They blow kisses, blow bubbles, blow petals, blow glitter.
Lots of glitter. Which brings us, naturally, back to Harvard.
“We have the dog, the glitter, and friends frolicking and enjoying one another in white clothes,” Goldberg said.
“We couldn’t not have the dog and the glitter.”
Except the dog they chanced upon while filming was actually scared of them and ran away.
Short dog scene. There’s a whole lot of glitter though.
Goldberg, a senior from Florida who spoke by phone after taking a neuroscience exam, said it was easy to talk friends into doing it. And once they got involved, they made it a lot funnier, he said.

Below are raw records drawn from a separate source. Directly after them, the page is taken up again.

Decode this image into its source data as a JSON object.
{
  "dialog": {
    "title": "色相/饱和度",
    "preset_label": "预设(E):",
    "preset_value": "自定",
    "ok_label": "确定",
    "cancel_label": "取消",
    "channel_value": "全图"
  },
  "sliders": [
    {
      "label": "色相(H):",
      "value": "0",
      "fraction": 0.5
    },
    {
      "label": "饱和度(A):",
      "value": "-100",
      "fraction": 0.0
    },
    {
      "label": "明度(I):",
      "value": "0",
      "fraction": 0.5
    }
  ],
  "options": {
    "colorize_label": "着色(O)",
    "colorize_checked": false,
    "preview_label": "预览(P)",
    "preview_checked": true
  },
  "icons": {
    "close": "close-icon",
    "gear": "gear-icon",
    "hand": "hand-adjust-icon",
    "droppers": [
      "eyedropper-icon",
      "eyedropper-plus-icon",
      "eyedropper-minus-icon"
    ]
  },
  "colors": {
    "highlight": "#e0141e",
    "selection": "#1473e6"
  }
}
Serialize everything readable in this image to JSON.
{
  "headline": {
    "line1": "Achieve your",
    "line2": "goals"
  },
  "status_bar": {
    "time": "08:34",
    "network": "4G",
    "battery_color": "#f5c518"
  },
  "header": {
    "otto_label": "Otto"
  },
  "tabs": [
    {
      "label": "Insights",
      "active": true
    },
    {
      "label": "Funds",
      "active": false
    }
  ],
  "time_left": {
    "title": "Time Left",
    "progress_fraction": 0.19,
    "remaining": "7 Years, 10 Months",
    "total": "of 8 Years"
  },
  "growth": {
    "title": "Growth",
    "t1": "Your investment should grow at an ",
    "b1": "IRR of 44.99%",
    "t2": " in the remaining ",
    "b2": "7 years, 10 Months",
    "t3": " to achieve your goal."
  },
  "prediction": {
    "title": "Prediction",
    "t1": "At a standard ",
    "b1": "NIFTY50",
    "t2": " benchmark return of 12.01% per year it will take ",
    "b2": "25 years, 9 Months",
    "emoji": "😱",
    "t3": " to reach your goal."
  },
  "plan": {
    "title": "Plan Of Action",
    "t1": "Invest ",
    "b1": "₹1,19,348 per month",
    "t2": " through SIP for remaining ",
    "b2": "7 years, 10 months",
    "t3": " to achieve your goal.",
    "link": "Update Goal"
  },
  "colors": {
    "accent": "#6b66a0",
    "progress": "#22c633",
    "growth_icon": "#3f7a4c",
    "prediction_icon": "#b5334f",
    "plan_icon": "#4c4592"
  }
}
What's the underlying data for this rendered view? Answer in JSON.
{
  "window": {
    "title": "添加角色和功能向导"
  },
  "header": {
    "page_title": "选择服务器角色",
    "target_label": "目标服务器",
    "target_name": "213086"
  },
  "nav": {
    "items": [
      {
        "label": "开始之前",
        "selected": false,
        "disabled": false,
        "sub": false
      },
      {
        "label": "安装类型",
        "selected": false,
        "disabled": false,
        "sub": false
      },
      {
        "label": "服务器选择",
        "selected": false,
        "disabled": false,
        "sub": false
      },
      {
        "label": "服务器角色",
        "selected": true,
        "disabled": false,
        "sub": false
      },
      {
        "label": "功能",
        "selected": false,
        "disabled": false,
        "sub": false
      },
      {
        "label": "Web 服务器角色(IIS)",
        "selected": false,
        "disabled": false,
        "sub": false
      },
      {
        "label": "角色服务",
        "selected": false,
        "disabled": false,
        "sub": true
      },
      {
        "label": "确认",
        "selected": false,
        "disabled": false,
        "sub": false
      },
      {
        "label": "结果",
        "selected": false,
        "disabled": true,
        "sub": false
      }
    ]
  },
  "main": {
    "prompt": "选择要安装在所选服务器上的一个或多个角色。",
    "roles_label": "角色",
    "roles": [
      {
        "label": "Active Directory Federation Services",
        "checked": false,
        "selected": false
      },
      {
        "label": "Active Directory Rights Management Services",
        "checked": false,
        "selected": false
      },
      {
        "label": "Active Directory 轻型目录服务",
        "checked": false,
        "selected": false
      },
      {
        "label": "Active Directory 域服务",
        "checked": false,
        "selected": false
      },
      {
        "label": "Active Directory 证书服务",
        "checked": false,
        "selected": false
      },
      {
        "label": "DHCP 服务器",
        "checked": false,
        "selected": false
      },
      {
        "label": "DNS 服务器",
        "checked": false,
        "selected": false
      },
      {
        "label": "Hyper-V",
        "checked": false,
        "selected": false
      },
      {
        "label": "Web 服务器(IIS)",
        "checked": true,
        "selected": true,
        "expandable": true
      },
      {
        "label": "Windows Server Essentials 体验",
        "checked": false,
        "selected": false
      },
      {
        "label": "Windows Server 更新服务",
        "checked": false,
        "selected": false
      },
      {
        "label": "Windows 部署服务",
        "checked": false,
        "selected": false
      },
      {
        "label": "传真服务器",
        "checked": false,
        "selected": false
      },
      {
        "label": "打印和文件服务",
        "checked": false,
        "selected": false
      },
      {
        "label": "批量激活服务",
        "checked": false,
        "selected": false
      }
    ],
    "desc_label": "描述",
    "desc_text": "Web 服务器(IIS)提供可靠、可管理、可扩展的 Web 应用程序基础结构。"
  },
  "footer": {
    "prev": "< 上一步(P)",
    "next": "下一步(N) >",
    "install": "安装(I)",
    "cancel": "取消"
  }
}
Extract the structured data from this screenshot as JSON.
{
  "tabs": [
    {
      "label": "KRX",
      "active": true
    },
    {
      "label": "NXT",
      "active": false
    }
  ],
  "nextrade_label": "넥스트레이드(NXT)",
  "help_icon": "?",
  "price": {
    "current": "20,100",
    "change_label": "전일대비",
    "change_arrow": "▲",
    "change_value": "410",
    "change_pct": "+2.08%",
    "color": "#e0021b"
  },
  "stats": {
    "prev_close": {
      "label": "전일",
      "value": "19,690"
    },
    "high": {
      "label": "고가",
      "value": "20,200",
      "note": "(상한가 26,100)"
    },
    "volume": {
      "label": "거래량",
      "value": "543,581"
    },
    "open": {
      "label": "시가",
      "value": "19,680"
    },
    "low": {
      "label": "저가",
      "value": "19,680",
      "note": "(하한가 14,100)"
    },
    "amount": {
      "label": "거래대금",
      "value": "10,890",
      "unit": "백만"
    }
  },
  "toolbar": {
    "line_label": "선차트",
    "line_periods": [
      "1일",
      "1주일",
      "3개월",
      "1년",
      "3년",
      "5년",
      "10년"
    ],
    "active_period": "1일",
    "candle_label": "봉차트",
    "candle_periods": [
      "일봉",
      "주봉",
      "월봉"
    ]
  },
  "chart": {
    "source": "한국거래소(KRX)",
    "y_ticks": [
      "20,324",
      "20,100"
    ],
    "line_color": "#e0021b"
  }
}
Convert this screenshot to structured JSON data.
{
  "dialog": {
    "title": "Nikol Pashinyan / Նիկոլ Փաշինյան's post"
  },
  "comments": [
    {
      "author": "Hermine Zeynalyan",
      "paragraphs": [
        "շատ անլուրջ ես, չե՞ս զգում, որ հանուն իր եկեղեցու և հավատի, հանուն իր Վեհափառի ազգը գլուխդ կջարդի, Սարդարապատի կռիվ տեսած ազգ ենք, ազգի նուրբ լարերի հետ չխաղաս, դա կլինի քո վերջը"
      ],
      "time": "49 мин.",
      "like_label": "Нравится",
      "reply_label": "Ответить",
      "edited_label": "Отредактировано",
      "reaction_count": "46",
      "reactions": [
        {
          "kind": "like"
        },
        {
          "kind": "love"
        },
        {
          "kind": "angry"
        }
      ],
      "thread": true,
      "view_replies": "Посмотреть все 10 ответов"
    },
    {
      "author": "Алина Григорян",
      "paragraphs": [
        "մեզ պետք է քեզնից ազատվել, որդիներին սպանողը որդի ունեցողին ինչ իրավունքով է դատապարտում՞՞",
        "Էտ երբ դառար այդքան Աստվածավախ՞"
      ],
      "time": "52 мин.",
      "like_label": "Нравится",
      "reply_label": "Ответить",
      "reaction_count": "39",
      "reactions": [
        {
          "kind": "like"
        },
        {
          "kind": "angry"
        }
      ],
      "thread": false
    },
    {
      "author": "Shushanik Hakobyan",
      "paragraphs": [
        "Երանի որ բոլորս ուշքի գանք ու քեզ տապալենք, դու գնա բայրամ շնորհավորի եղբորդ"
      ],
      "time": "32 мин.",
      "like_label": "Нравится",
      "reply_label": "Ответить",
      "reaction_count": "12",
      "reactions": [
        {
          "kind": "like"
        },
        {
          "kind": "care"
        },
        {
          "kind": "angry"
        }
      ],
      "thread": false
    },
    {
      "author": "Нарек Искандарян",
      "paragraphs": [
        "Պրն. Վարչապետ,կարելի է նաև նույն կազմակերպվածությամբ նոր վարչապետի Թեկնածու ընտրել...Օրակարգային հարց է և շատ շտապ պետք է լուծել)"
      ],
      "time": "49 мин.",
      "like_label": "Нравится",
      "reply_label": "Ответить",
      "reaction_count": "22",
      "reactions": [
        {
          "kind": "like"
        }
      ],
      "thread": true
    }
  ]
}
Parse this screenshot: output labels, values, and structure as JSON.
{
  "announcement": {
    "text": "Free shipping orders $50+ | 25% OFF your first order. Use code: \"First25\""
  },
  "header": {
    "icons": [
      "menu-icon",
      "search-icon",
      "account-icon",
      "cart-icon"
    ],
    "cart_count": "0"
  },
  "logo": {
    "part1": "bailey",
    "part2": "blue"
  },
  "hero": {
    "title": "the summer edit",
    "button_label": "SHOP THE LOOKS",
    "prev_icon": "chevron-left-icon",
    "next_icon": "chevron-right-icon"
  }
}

He’s a runner, legally blind, who has raised tens of thousands of dollars for people with visual impairments through charity events. He hopes to work in film production after he graduates.
“I’m always trying to find my way around society,” he said. “Film is like a third eye — I can create the image, I can control the image with editing.
“People think in film you need perfect eyes. … But you can get someone else to focus or do the lighting. In terms of the story, that’s in the heart and the brain, not the eye.”
His heart and brain brought us this: AEPi guys swinging from a tree branch just, oh, for fun; wearing matching white oxfords and sitting very close together reading; blowing glitter onto the statue of John Harvard; spinning in a giddy circle; holding hands to make a gleeful jump off a brick wall on campus together. (With maybe a few sprained ankles.)
It took a couple of hours to shoot this video, and five days to finesse lighting, slow-mo, color and two guys licking a Sponge Bob popsicle.
Maybe it’s catching.
“When I walked home and showered, there was glitter everywhere on me,” Goldberg said, “in my pockets, everywhere. There’s glitter everywhere. People told me there’s glitter in the Yard still.”